Nau mai, haere mai, whakatau mai ki te matapihi tirohanga o te Te Aakitai Whenua
Te Aakitai Tangata, ara “Kei Taamaki te Rua o Te Waiohua”
Whakatauki
Kia kotahi tatou i raro i te Kiingitanga. Ki te whai atu nga rongo pai mo tatou Uri whakatupu.
Te Kaahu Pokere o Tamaki Makaurau e kore i ngaro i te hinapouri
The Black hawk of Taamaki will never disappear into the darkness.
Mission
Ko te mea nui i tenei ao? He tangata.

Taonga Tuturu Maori Land Court Decision

Please find attached the final decision of the Maori Land Court in April 2013 determining Te Ākitai Waiohua as the traditional owners of 192 Taonga Tūturu found at Auckland Airport. 

This case involved a large number of koiwi (human remains) and ancient taonga tūturu found in 2008 and 2009 at Auckland International Airport Limited (AIAL) in Mangere, at an Airport runway development site.
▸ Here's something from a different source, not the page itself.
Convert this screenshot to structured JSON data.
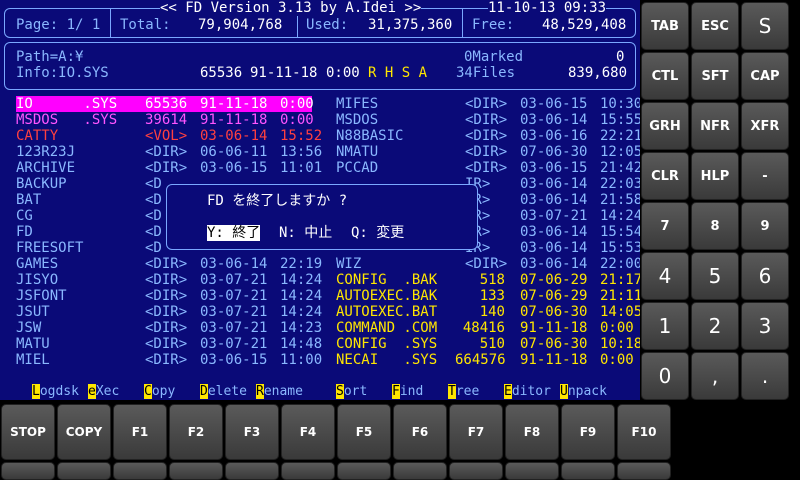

After they were unearthed, AIAL stored the artefacts in a container for over 18 months, although normal practice requires such koiwi and taonga to be reburied.  

Disagreement on what should happen caused delays and aggravated the problem. These issues made the newspapers at the time (to read the article please click here and here). 

The 192 taonga tuturu were dated by archaeologists as being from the time period 1620AD to 1870AD, which made the finding of regional if not national significance. The Ministry for Culture and Heritage became involved, as it is assumed under the Protected Objects Act 1975 that any taonga tūturu found are owned by the Crown, until the Maori Land Court determines the traditional owners. 

To ensure we were able to have the final say on what happened to the taonga tūturu, Te Ākitai Waiohua were required to prove before the Maori Land Court, traditional ownership over the taonga in our rohe through the 1600-1870AD period. After submitting our briefs of evidence, Judge Stephanie Milroy accepted the position of Te Ākitai Waiohua at a Court sitting on 20 April 2013. 

This is an important legal decision for Te Ākitai Waiohua because not only does it allow us to retain control over our important taonga, but it reaffirms the status of Te Ākitai Waiohua in the region. 

Maori Land Court Decision